══ RECORDS TO PROCESS ══
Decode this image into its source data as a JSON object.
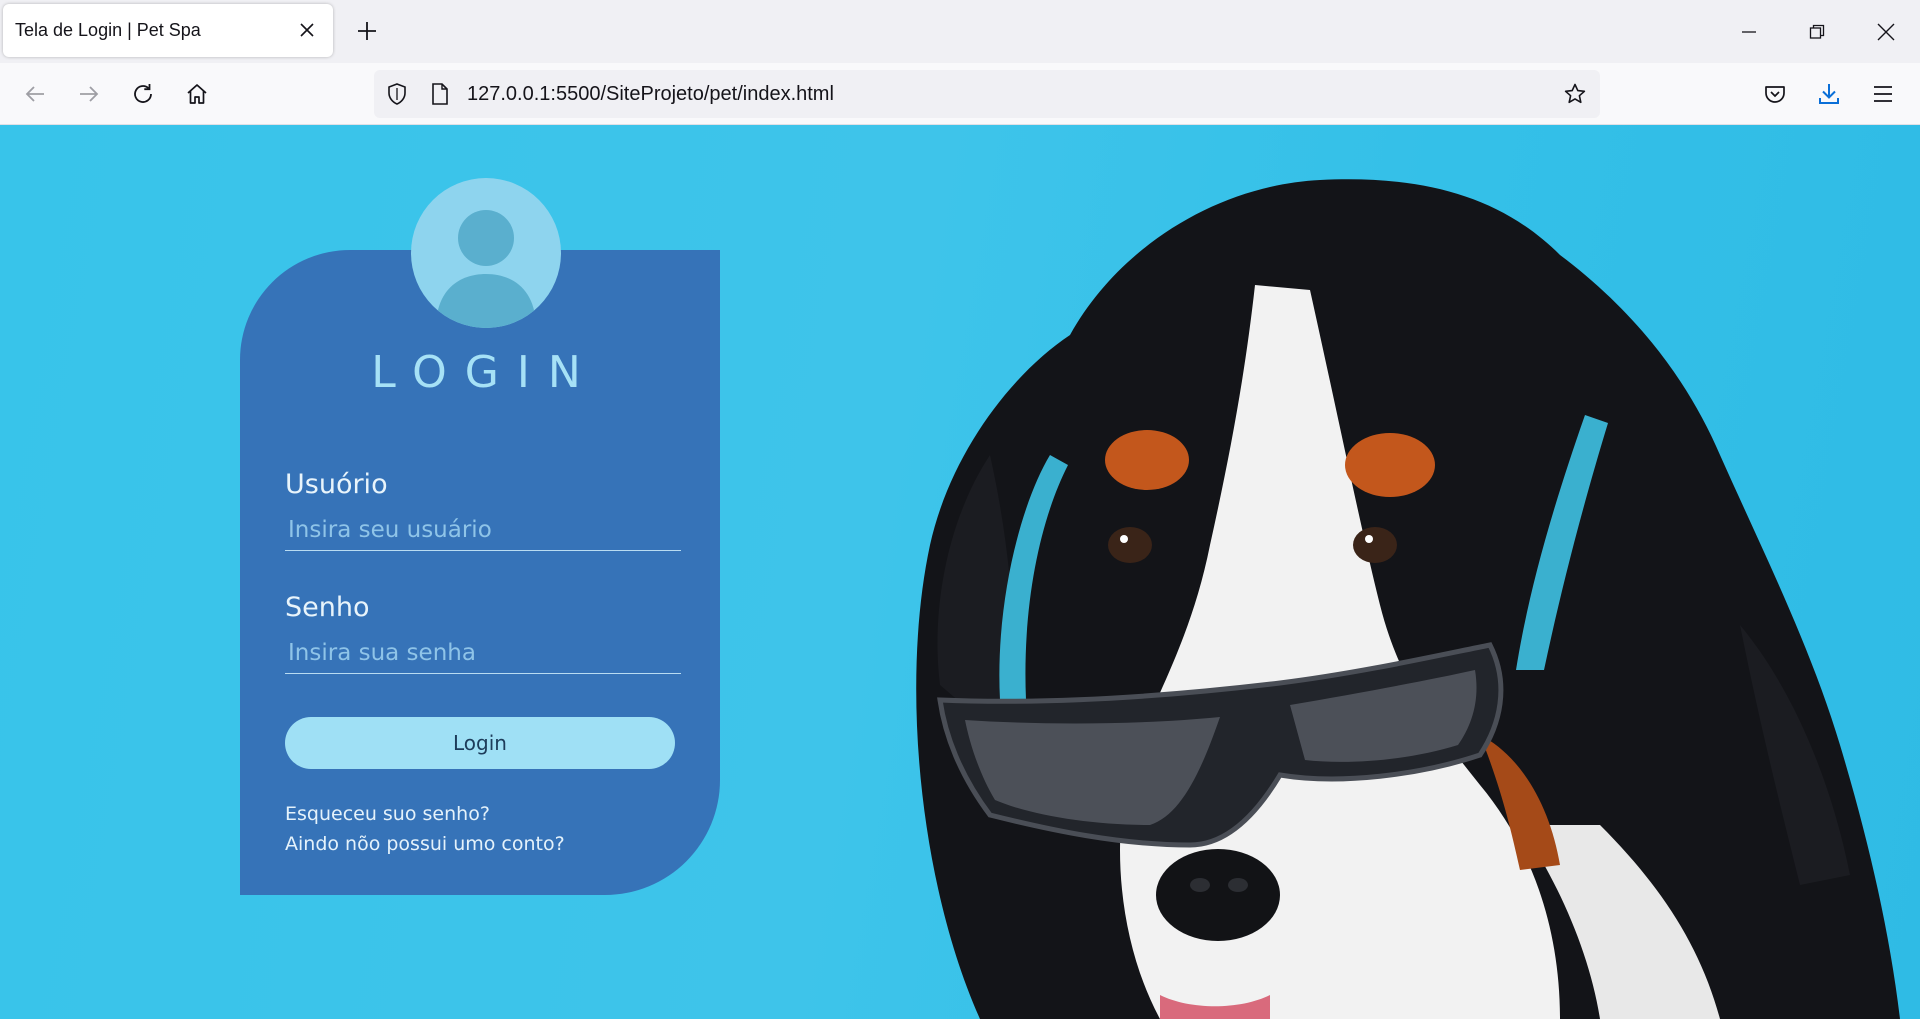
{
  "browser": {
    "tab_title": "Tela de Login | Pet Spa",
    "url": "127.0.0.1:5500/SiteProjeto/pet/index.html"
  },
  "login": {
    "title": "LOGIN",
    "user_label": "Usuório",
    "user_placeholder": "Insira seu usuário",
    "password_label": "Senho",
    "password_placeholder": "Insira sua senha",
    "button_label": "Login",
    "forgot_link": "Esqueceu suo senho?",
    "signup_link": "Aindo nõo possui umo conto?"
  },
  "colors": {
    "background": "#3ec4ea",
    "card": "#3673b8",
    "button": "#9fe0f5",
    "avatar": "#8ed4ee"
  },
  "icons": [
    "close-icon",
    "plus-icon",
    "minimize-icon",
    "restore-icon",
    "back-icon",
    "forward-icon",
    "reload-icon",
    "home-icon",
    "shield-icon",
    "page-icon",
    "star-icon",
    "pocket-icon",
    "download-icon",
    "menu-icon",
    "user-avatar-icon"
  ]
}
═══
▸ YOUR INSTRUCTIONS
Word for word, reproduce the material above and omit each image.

▸ EXERCISE RESPONSE
Decode this image into its source data as a JSON object.
{
  "browser": {
    "tab_title": "Tela de Login | Pet Spa",
    "url": "127.0.0.1:5500/SiteProjeto/pet/index.html"
  },
  "login": {
    "title": "LOGIN",
    "user_label": "Usuório",
    "user_placeholder": "Insira seu usuário",
    "password_label": "Senho",
    "password_placeholder": "Insira sua senha",
    "button_label": "Login",
    "forgot_link": "Esqueceu suo senho?",
    "signup_link": "Aindo nõo possui umo conto?"
  },
  "colors": {
    "background": "#3ec4ea",
    "card": "#3673b8",
    "button": "#9fe0f5",
    "avatar": "#8ed4ee"
  },
  "icons": [
    "close-icon",
    "plus-icon",
    "minimize-icon",
    "restore-icon",
    "back-icon",
    "forward-icon",
    "reload-icon",
    "home-icon",
    "shield-icon",
    "page-icon",
    "star-icon",
    "pocket-icon",
    "download-icon",
    "menu-icon",
    "user-avatar-icon"
  ]
}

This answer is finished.